Add-on insurance and flex commission practices
By Acting ASIC Chairman, Peter Kell
It is tempting to wonder why a person might pay more than $6,000 for insurance cover that was capped at a maximum payout of $6,000 – or why someone would buy an insurance policy under which they were never eligible to make a claim.
But the real question should be why a company would treat its own customers that way by selling them such a policy?
There can be no justification for such behaviour. Unfortunately, ASIC has found these practices are all too common in the add-on insurance sector – and we are determined to see them disappear. Too many consumers have simply not understood what they were being sold. We have commenced a two-stage strategy of seeking large-scale customer compensation, while also working with the industry to improve its performance.
Insurance products such as the real-life example above are sold through car dealers, and are generally known as 'add-on products' or 'car-yard insurance'. ASIC decided to review this area, focusing on the five most common forms of cover: credit insurance, gap insurance, loan termination insurance, mechanical breakdown insurance and tyre and rim insurance.

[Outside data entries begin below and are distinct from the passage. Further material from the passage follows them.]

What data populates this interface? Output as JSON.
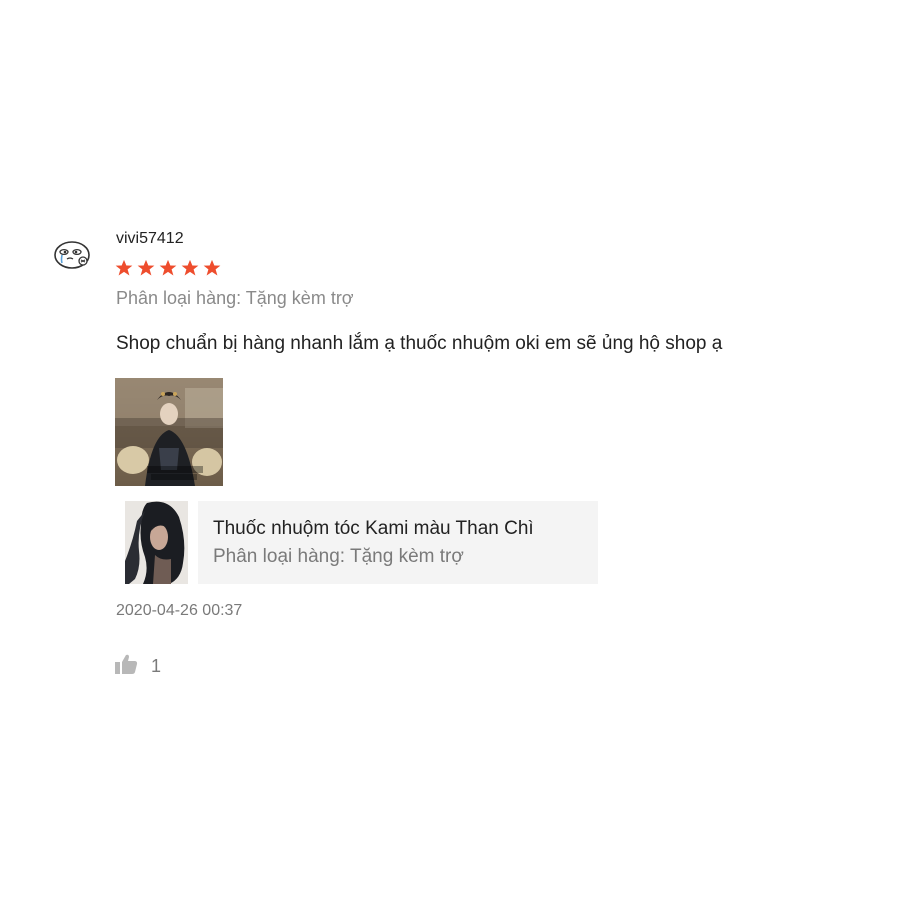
{
  "review": {
    "username": "vivi57412",
    "rating": 5,
    "variation": "Phân loại hàng: Tặng kèm trợ",
    "comment": "Shop chuẩn bị hàng nhanh lắm ạ thuốc nhuộm oki em sẽ ủng hộ shop ạ",
    "timestamp": "2020-04-26 00:37",
    "likes": "1"
  },
  "product": {
    "name": "Thuốc nhuộm tóc Kami màu Than Chì",
    "variation": "Phân loại hàng: Tặng kèm trợ"
  },
  "colors": {
    "star": "#ee4d2d",
    "muted_text": "#7a7a7a",
    "card_bg": "#f4f4f4"
  },
  "icons": {
    "avatar": "crying-face-avatar",
    "star": "star-icon",
    "like": "thumbs-up-icon"
  }
}
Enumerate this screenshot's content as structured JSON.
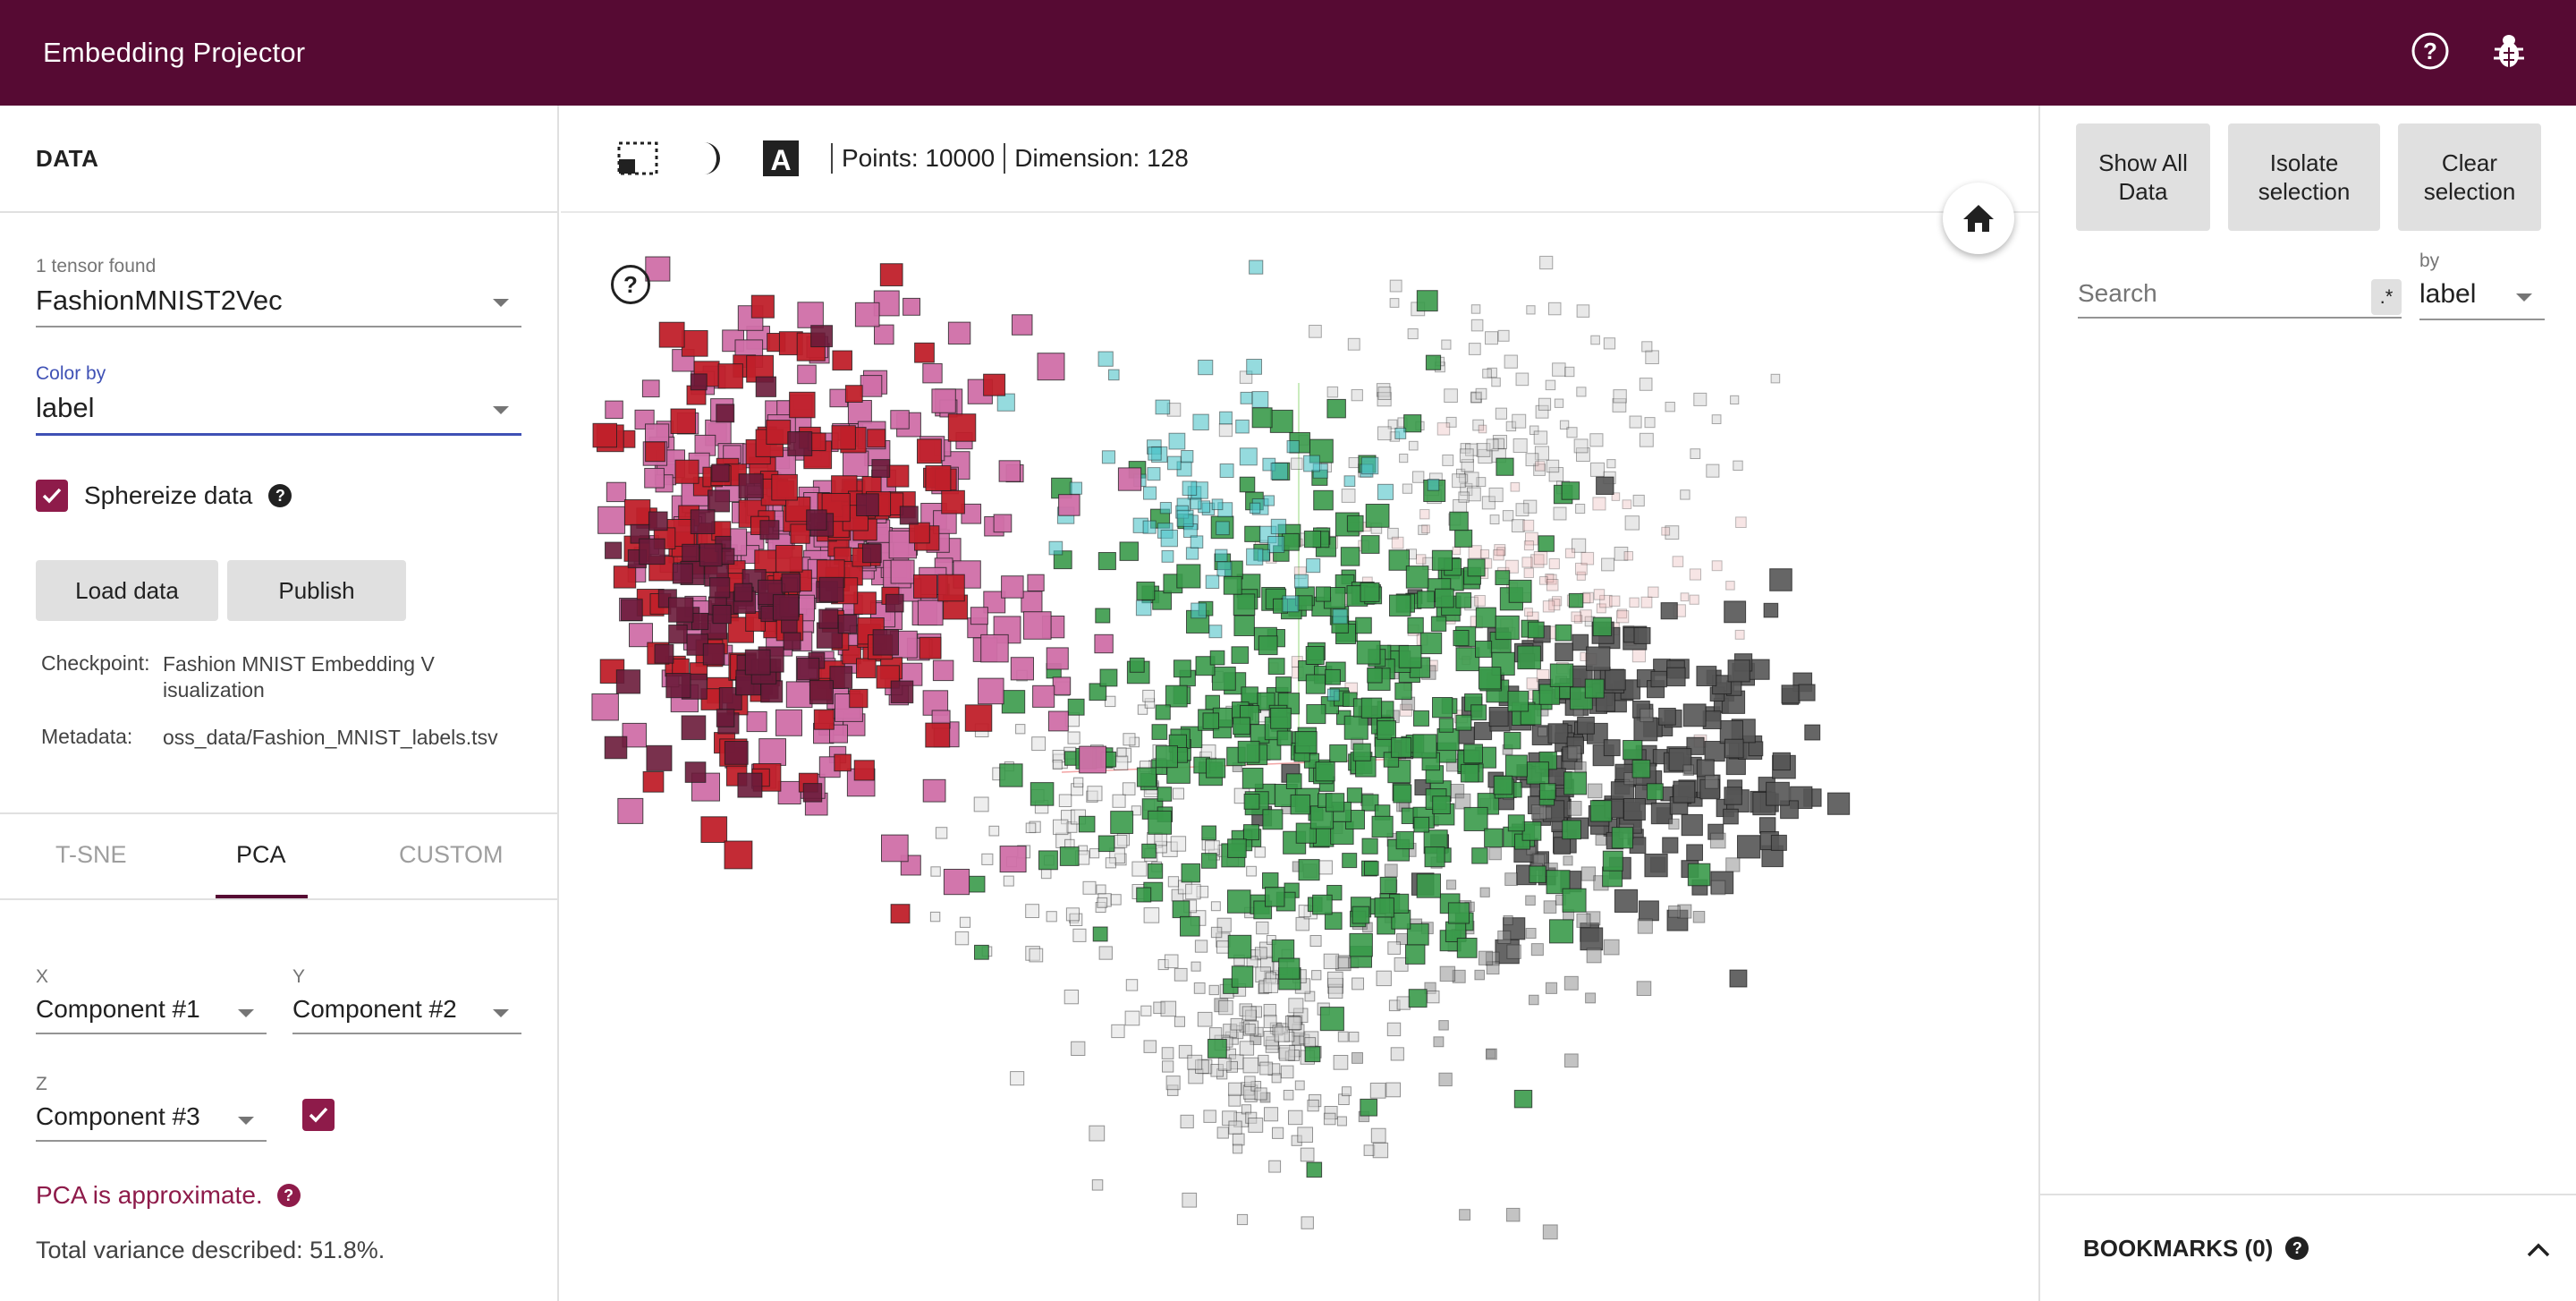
{
  "app": {
    "title": "Embedding Projector"
  },
  "header_icons": [
    "help-circle-icon",
    "bug-icon"
  ],
  "left": {
    "section_title": "DATA",
    "tensor": {
      "label": "1 tensor found",
      "value": "FashionMNIST2Vec"
    },
    "color_by": {
      "label": "Color by",
      "value": "label"
    },
    "sphereize": {
      "label": "Sphereize data",
      "checked": true
    },
    "buttons": {
      "load": "Load data",
      "publish": "Publish"
    },
    "checkpoint": {
      "key": "Checkpoint:",
      "value_line1": "Fashion MNIST Embedding V",
      "value_line2": "isualization"
    },
    "metadata": {
      "key": "Metadata:",
      "value": "oss_data/Fashion_MNIST_labels.tsv"
    },
    "tabs": [
      {
        "label": "T-SNE",
        "active": false
      },
      {
        "label": "PCA",
        "active": true
      },
      {
        "label": "CUSTOM",
        "active": false
      }
    ],
    "components": {
      "x": {
        "label": "X",
        "value": "Component #1"
      },
      "y": {
        "label": "Y",
        "value": "Component #2"
      },
      "z": {
        "label": "Z",
        "value": "Component #3",
        "enabled": true
      }
    },
    "pca_note": "PCA is approximate.",
    "variance": "Total variance described: 51.8%."
  },
  "toolbar": {
    "icons": [
      "selection-box-icon",
      "night-mode-icon",
      "labels-icon"
    ],
    "points": "Points: 10000",
    "dimension": "Dimension: 128"
  },
  "right": {
    "buttons": {
      "show_all_1": "Show All",
      "show_all_2": "Data",
      "isolate_1": "Isolate",
      "isolate_2": "selection",
      "clear_1": "Clear",
      "clear_2": "selection"
    },
    "search_placeholder": "Search",
    "regex_label": ".*",
    "by": {
      "label": "by",
      "value": "label"
    },
    "bookmarks": "BOOKMARKS (0)"
  },
  "colors": {
    "brand": "#560a33",
    "accent": "#8e1b4a",
    "cluster_pink": "#d06fa8",
    "cluster_red": "#c0202a",
    "cluster_green": "#3a9a4a",
    "cluster_gray": "#555555",
    "cluster_cyan": "#4fc3c8",
    "cluster_light": "#cccccc"
  }
}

What we found was a market that was failing consumers. Over the three-year period 2013-2015 we found that car buyers obtained little if any financial benefit from buying add-on insurance, paying $1.6 billion in premiums and receiving only $144 million in successful insurance claims. In other words, customers received just nine cents in the dollar.
Where did the money go? About half went in various ways back to the companies providing the cover, as you might expect. Insurers paid car dealers $602 million in commissions - over four times more than they paid to consumers in claims.

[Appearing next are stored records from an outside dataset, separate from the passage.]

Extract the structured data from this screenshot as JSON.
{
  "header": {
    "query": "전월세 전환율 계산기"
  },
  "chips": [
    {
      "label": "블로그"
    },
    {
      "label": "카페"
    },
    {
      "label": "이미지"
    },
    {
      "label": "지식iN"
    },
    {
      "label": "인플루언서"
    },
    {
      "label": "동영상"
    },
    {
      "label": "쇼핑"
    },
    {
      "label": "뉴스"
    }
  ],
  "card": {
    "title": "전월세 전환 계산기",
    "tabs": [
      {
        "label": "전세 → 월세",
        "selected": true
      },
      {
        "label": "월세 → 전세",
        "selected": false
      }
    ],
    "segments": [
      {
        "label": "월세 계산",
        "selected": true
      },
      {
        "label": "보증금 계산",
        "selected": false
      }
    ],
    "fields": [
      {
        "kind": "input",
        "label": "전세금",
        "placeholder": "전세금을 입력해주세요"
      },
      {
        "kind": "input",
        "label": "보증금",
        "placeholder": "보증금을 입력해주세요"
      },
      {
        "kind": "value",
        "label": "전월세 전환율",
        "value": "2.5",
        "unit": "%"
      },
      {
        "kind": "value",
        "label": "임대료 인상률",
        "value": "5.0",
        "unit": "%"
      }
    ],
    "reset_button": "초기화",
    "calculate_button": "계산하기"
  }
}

We also had identified the related car-yard practice of so-called 'flex commissions' paid by finance companies to car dealers when arranging car loans. The finance companies not only allowed car dealers to decide what rate of interest to set for the loan, they financially incentivised dealers to charge customers a higher interest rate. This was almost universal practice across the industry.
A combination of poor or misleading disclosure, allied with point-of-sale pressure, meant that customers very often agreed to buy products or services that were not in their interests. Many customers didn't understand what they were buying, or may not have even realised that the cost of these financial products was included in the overall package.
These practices caused harm in ways that was not obvious to customers. Most car buyers would be surprised to learn that when buying a vehicle on finance, the car dealer could decide whether the customer was charged an interest rate of 7% or one of 14% - regardless of the buyer's credit history. They would be surprised to learn that insurance commissions paid to car dealers could be as high as 79% of the insurance premium. ASIC has signalled to insurers and finance companies that they need to assist car dealers to operate so that the end-customer is treated fairly, including with financial products that meet their needs.
ASIC is requiring providers of insurance sold through car yards to make changes to benefit consumers. For example, following our intervention insurers have voluntarily lowered commissions on cover they sell to around 20% of the premium, and so improve the value they offer.
[Yesterday's] announcements by Allianz that it would return $48 million to approximately 110,000 customers, Suncorp's return of $17.2 million to 54,000 customers, and the Swann Insurance (part of Insurance Australia Group) offer last month of $37 million to 68,000 customers, are a good start on making things right.
This has been one of ASIC's largest compensation programs. In total, we expect to see refunds of more than $122 million paid to more than 257,000 customers for buying insurance products of little or no use to them.
The failure of the add-on insurance market to serve consumer interests highlights the importance of the new 'design and distribution obligations' that will be imposed on financial services firms. The Government is consulting on draft legislation which will require firms to identify an appropriate target market for their products and ensure that the products are being sold to the right people. ASIC welcomes this important reform, and believes it will help improve consumer trust in the financial services industry.
Insurers know they need to address this, and should be taking active steps to ensure their customers are not being sold near-worthless products. The message is simple: 'the needs of your customers must come first in the design, price and sale of your products.'
Once ASIC identified the harm being caused by flex commissions we worked directly with insurers, lenders and car dealers to see these practices could not continue – a position industry has generally accepted.
We believe the same sense of reality, however belated, is beginning to take hold with regard to selling add-on products and other financial services that are poorly designed or benefit the seller of the product more than the consumer. If not, these major remediations will not be the last.